  • BTEFan BTEFan on Oct 07, 2006

    Now here is something fun that VW has just done in Canada. VW has taken a page out of the GM Handbook by hedging thier bets with old product while moving new product upmarket i.e the Cavalier staying on for a bit while Cobalt starts up and Venture/Montana hanging about while Uplander and Montana SV6 are introduced. With that, VW has introduced the City Golf and City Jetta! The City Golf starts at $14900 CDN and the City Jetta at $16700CDN. Yes, that is in Canadian dollars. Now, this is the base and I mean BASE (no side airbags, no air conditioning, no power mirrors etc),but if you load it up, it is only $21000 CDN approx. So, I imagine if you will, I bought my Jetta/Golf MK4 last year, paying WAY more than that. My resale value of my car, which is one of the selling points of a VW, has just gone down, since a new one is available for a LOT less than a used one. I would be a little pissed off. And, I work for a leasing company, with a lot of nice little Jettas and Golfs on our books. Save for the TDIs, our end values that we have set will be out of line now. VW could have brought out a Polo to compete with the Honda Fit, et al, but instead they decontented and undercut their Golf and Jetta values. On the face of it, its a lot of value for money, but in reality, they are regurgitating thier old product for North America while everyone else gets the cool stuff. Here is the link,2264,154,00.html and you can see the cheap car I just built.

  • THX1136 Maybe Mark Worman/Graveyard Carz will see this, buy the thing and restore it to it's original condition.
  • THX1136 Fain's comments are ridiculous to these ears. "Struggling to get by. . ." - really? The only reason any would be struggling is due to living beyond said individuals means (spending money like the gubment does). Both political entities 'visiting' the situation is one more reason for this baby to vote for neither.
  • Sgeffe 400 horsepower? In a German 2-point-zero-tee?My God, that'll blow sky-high the day after the warranty expires!
  • EBFlex Did he deboard the plane with the baby steps? Anyway I called it. Right yet again:Jeff-“”I doubt President Biden would join striking UAW workers. It’s one thing to give support to strikers and another to join strikers on the picket line.”Well he’s a complete and total moron. So it wouldn’t be surprising at all if he joined them on the picket line. If an idiot would do it, then it’s something Brandon would do..”

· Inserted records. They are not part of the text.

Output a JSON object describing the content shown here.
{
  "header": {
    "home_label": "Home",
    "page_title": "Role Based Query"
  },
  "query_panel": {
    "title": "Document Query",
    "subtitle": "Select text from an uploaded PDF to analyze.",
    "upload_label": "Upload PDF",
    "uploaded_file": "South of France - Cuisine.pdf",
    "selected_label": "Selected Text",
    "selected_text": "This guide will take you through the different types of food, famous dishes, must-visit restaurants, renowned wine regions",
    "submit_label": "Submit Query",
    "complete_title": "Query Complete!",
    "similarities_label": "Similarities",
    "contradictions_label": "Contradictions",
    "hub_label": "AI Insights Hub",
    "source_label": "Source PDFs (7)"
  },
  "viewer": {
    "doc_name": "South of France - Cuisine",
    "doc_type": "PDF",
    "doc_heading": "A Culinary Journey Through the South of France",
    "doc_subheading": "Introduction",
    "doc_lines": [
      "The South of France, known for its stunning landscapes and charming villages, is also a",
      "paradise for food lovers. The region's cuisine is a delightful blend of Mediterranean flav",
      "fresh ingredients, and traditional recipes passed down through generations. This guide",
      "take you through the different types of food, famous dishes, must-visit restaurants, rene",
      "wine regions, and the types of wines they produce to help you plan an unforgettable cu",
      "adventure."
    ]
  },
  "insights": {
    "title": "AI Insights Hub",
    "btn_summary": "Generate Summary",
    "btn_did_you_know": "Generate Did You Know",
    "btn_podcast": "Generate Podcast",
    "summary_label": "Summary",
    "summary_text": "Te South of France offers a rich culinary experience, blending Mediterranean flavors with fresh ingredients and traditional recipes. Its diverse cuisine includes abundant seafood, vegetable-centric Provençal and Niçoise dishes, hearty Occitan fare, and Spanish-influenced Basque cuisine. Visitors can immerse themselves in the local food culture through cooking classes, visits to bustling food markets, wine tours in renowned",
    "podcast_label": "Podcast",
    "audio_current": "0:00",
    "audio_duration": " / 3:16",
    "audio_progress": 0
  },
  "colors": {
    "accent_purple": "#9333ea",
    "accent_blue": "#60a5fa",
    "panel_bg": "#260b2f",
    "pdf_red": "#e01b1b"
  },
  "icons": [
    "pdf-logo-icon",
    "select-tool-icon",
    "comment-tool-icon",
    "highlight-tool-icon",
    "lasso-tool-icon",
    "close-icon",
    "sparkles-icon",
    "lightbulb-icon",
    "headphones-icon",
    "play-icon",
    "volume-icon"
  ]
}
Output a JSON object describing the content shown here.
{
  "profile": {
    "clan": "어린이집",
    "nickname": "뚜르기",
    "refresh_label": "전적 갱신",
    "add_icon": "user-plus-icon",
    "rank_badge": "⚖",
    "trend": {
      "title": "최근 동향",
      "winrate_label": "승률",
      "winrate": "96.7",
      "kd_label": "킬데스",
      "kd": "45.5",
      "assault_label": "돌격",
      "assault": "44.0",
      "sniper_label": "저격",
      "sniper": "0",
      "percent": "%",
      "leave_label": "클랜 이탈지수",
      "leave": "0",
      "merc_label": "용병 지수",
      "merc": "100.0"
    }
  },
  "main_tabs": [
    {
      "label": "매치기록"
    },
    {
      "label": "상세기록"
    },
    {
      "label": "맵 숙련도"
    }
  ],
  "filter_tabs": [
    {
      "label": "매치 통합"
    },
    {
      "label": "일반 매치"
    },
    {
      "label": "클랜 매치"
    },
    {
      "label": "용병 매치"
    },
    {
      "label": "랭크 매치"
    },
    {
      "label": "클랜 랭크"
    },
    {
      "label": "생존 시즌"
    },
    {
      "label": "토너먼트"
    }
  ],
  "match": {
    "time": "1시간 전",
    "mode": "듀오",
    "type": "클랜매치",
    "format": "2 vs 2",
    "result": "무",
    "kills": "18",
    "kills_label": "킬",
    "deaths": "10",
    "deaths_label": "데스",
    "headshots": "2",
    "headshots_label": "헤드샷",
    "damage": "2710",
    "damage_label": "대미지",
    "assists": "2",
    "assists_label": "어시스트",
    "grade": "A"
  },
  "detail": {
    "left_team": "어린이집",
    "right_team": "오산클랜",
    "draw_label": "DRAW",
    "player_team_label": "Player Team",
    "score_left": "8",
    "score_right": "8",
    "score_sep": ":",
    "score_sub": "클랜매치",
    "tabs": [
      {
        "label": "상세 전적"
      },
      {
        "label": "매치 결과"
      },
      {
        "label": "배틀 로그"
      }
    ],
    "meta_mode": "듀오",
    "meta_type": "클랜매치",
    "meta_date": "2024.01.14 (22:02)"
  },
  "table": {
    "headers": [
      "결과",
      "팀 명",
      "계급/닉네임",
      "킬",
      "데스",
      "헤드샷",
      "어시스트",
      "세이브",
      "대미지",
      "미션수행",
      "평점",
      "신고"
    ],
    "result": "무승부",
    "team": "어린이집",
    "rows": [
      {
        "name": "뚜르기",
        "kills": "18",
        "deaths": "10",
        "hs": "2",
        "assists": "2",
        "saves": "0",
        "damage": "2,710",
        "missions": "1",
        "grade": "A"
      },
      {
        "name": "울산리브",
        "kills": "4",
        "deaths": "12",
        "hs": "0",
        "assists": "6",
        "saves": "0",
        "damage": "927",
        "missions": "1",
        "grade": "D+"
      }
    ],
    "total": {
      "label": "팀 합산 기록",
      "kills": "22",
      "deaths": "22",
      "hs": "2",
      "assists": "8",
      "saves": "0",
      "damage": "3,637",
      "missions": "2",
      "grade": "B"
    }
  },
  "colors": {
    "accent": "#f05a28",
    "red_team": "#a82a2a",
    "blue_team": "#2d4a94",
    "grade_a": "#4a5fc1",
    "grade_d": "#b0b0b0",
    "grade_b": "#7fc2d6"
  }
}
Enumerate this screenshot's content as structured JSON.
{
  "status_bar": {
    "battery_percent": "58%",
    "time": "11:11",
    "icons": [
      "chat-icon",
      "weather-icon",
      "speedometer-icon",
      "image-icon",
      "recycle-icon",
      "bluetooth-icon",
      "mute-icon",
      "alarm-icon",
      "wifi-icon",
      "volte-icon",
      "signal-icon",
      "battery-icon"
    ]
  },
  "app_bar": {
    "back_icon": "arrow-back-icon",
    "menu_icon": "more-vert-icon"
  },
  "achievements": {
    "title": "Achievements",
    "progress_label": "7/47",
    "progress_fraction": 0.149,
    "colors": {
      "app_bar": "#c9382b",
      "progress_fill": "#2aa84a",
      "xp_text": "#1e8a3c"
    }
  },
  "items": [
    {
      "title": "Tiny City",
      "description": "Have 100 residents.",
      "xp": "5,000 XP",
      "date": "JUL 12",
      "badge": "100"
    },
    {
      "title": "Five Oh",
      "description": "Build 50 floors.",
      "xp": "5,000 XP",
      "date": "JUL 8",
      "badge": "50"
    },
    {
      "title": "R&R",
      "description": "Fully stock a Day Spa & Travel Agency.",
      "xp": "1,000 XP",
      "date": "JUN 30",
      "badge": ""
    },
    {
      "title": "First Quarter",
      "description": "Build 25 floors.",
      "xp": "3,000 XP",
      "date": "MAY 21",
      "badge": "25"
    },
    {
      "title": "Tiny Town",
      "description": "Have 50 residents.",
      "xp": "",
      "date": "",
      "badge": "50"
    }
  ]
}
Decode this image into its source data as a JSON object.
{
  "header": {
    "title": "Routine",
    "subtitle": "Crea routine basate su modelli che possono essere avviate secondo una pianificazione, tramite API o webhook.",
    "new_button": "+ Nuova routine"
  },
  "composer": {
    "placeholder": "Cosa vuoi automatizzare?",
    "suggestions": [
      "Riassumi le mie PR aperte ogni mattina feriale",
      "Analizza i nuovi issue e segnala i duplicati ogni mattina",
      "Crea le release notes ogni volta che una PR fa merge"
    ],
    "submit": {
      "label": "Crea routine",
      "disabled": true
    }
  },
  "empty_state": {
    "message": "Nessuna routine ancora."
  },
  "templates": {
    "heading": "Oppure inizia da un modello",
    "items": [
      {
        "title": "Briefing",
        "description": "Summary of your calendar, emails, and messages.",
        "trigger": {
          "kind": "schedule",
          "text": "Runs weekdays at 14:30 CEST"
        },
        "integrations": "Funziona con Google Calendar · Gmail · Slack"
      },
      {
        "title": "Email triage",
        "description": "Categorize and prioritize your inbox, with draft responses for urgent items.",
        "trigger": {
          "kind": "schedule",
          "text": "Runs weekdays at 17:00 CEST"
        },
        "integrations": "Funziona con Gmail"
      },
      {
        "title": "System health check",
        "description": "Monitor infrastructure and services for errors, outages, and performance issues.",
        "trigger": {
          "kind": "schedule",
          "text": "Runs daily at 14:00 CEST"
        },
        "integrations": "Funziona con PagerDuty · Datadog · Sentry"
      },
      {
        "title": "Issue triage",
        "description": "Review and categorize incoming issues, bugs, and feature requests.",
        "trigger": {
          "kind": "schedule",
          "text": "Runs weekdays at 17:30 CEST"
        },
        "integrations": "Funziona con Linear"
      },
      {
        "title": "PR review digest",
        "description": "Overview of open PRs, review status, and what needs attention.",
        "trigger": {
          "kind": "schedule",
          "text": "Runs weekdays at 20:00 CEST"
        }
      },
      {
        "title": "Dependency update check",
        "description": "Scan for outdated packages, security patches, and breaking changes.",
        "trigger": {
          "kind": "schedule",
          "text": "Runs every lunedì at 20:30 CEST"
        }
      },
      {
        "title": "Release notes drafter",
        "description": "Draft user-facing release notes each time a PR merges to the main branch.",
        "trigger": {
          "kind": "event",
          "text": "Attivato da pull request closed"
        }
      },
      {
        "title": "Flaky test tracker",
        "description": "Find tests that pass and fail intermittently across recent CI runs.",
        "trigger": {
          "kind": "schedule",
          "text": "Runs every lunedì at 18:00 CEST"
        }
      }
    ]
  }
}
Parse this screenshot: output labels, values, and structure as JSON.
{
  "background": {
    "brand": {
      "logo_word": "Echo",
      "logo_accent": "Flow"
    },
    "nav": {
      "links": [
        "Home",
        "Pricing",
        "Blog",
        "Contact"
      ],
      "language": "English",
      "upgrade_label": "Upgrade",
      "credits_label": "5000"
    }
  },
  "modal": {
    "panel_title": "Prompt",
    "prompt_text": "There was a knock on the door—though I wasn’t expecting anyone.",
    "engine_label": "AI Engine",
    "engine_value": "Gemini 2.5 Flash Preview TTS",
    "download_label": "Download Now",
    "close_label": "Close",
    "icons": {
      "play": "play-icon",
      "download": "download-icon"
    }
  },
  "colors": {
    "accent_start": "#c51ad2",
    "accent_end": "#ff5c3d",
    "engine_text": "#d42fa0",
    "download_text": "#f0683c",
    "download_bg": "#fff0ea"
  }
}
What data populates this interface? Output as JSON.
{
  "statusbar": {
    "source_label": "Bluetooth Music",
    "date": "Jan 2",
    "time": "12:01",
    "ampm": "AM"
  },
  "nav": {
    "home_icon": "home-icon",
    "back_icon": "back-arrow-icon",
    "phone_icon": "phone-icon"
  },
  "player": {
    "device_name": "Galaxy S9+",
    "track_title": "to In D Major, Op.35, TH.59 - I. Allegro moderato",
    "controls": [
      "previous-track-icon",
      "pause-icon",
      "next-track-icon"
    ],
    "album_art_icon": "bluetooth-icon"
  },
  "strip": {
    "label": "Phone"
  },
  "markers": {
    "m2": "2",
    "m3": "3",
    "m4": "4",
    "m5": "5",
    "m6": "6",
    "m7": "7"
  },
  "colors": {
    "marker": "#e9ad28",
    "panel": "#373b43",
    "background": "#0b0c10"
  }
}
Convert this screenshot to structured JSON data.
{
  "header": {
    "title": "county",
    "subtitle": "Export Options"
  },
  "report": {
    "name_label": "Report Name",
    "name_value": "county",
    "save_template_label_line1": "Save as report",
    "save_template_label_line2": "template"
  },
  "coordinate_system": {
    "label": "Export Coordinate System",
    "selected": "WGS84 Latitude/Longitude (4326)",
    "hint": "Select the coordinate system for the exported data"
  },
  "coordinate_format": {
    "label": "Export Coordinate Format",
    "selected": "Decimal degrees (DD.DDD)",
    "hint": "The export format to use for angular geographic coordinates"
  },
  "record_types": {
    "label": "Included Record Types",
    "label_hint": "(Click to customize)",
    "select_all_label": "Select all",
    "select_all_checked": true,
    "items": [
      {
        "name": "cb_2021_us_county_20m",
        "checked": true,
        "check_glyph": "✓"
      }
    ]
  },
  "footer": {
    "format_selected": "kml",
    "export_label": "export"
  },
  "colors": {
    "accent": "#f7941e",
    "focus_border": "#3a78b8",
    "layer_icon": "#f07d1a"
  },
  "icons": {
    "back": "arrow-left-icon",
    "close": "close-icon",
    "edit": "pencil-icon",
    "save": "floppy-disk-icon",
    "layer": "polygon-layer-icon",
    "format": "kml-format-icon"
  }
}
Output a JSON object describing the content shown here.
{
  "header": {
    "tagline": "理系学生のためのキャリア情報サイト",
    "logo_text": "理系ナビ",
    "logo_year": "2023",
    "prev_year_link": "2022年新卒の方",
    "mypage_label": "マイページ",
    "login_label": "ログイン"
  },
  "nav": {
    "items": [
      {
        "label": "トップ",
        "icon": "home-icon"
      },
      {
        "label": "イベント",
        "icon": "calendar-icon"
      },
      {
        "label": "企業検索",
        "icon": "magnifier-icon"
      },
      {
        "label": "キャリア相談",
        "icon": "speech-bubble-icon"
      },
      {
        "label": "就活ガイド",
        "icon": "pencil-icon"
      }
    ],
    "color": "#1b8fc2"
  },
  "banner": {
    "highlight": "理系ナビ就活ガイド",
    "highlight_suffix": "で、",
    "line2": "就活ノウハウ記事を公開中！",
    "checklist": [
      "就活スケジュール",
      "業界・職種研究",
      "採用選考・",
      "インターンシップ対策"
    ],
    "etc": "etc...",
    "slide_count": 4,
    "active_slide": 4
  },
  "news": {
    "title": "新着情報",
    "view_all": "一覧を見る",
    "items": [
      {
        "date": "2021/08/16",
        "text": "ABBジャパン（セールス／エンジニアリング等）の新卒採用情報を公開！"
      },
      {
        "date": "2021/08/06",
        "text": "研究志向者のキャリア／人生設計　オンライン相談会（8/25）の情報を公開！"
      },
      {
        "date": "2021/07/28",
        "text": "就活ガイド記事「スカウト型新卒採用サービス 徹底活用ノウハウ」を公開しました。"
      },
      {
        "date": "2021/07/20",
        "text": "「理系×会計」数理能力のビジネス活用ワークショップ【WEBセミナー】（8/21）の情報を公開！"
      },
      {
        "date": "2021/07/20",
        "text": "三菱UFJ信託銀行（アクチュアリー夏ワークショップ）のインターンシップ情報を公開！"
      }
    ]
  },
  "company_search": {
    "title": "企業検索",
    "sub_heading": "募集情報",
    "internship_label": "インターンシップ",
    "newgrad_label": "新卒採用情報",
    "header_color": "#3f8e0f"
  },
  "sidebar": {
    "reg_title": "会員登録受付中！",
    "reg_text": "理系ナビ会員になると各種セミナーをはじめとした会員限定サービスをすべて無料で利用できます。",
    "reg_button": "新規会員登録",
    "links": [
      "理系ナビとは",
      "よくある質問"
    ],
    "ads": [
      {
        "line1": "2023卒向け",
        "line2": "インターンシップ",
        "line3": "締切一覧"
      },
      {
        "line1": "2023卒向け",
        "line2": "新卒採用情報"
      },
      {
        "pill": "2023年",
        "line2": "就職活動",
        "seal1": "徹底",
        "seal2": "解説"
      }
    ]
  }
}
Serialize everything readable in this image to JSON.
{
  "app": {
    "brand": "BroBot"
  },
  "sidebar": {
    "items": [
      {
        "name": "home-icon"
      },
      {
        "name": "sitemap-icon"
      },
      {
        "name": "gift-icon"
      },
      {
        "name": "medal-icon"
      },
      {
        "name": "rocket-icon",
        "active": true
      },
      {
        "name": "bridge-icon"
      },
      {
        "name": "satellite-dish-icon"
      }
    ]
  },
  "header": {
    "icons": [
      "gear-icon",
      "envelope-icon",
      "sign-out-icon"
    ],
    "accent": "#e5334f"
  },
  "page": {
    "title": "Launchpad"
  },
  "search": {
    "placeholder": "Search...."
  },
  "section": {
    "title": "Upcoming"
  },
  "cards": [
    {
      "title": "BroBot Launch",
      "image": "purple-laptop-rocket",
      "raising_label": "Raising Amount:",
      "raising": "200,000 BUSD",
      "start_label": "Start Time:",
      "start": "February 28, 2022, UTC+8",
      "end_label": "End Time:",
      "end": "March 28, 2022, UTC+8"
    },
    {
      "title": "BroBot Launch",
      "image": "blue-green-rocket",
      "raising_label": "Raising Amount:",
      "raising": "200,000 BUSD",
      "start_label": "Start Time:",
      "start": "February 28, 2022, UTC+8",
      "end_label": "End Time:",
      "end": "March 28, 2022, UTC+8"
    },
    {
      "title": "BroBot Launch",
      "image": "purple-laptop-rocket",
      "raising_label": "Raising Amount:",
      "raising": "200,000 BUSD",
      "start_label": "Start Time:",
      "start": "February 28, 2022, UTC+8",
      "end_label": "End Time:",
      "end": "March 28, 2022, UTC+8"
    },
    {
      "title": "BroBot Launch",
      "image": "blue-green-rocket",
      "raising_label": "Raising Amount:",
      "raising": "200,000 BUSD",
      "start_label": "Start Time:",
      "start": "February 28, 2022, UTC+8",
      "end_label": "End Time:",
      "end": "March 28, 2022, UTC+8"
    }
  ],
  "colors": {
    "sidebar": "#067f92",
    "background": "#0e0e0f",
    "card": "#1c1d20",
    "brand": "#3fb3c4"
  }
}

  • Fred Trump's "concerted effort" will be to speak at a non-union plant. Don't forget he promised to keep Lordstown open.